allocated to departments, and increased investment in
the faculty’s core facilities and services. The faculty’s new
research strategy for 2012 to 2020, and more importantly,
clear plans of action, will be launched in its centenary year.
Moving forward, the faculty retains its accountability to the
community we serve and continues to apply its research to
addressing the burden of disease in our province, country
and continent. To meet growing healthcare demands
and continue our crucial role in advancing better health
for all, the faculty must expand its core function of

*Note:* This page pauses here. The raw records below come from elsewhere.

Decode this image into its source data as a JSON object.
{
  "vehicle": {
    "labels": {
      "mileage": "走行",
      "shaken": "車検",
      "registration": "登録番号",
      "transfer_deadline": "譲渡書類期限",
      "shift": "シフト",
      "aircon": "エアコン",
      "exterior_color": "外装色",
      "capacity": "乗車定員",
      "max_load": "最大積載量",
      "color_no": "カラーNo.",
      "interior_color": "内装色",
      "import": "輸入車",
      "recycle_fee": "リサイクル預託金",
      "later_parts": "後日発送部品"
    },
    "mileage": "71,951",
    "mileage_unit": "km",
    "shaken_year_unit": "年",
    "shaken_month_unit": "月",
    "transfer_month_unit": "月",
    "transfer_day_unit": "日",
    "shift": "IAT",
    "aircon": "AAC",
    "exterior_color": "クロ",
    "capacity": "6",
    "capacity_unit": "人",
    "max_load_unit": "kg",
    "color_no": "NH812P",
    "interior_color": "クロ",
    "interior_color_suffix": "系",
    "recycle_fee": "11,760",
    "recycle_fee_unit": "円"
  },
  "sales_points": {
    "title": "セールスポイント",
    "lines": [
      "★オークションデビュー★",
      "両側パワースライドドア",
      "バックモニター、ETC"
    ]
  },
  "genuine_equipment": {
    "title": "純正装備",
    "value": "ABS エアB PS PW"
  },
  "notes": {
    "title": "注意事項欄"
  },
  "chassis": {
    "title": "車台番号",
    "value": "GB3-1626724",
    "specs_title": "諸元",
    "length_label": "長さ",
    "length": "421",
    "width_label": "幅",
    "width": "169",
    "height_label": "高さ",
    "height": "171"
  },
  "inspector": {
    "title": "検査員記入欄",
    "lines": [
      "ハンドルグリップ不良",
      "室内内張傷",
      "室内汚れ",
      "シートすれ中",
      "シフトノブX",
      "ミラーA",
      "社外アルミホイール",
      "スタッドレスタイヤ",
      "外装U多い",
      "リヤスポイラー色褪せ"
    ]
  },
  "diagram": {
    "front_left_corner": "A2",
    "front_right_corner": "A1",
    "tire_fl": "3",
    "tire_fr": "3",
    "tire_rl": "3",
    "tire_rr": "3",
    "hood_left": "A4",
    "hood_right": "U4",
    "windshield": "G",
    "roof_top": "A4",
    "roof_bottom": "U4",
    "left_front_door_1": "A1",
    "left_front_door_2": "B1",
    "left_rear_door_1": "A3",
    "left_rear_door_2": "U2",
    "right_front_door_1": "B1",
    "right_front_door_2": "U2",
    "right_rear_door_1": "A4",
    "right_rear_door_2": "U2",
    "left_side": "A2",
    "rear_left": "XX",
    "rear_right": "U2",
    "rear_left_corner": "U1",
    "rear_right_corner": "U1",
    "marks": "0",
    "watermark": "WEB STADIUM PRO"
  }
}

undergraduate education, postgraduate training, and,
importantly, research. We will continue to support the long-
term sustainability of existing research units, while working
to address priorities identified during the external review:
enabling research by further strengthening core facilities
and core support services, and encouraging increased
research productivity through innovative funding strategies
for both established and emerging research groups. To
this end, an active search for increasing internal and
external funding will be a priority.
Looking back on a productive year for the faculty, I
extend appreciation to our funders, donors, partners and
collaborators who have worked with us during 2011, and
who continue to share in the success of our achievements.
I also express my sincere gratitude to the staff and
students for their dedication to advancing and deepening
our research goals and achievements. As we enter our
year, we look forward to translating our successes
into significant impacts on the health of the public – locally,
nationally and across our continent.
Professor Marian Jacobs
Dean of the Faculty of Health Sciences
Doctoral graduations
N. Allie (Clinical Laboratory Sciences)
The role of cell specific tumour necrosis factor in
the host’s immune response against mycobacterium
tuberculosis infection.
Supervised by
Associate Professor M. Jacobs
C. Anthony (Clinical Laboratory Sciences)
The importance of n-linked glycosylation on the
n-domain of angiotensin-i converting enzyme.
Supervised by
Professor E.D. Sturrock and Dr S.L.
R.D. Ballim (Human Biology)
The regulation of TBX3 by TBX2 and by the retinoic
acid signaling pathway.
Supervised by
Dr S. Prince
J. Blanckenberg (Medicine)
Molecular genetics of arrhythmogenic right ventricular
cardiomyopathy in South Africa.
Supervised by
Professor B. Mayosi
Z. Bruwer (Clinical Laboratory Sciences)
An investigation into factors which have an impact
on access to and utilisation of the genetic and
endoscopic surveillance clinic offered to high-risk
members of known Lynch families.
Supervised by
Professor R. Ramesar and Dr M. Futter
H. Buchanan (Health and Rehabilitation
Evidence-based practice in the occupational therapy
profession in South Africa and the Western Cape.
Supervised by
Professor J. Jelsma
D. Crombie (Human Biology)
The role of emotional intelligence in sports
Supervised by
Professor T. Noakes
S. Dobner (Surgery)
Investigations into the stability of growth factor –
induced vasculature and the effects of synthetic
biomaterials on heart remodelling after myocardial
Supervised by
Dr N. Davies
R. Domingo (Clinical Laboratory Sciences)
Characterisation of the angiotensin-converting enzyme
sheddase and synthesis of peptidomimetic inhibitors.
Supervised by
Professor E.D. Sturrock
R.G. Douglas (Clinical Laboratory Sciences)
The significance of active site residues in n-domain
selectivity of angiotensin-converting enzyme.
Supervised by
Professor E.D. Sturrock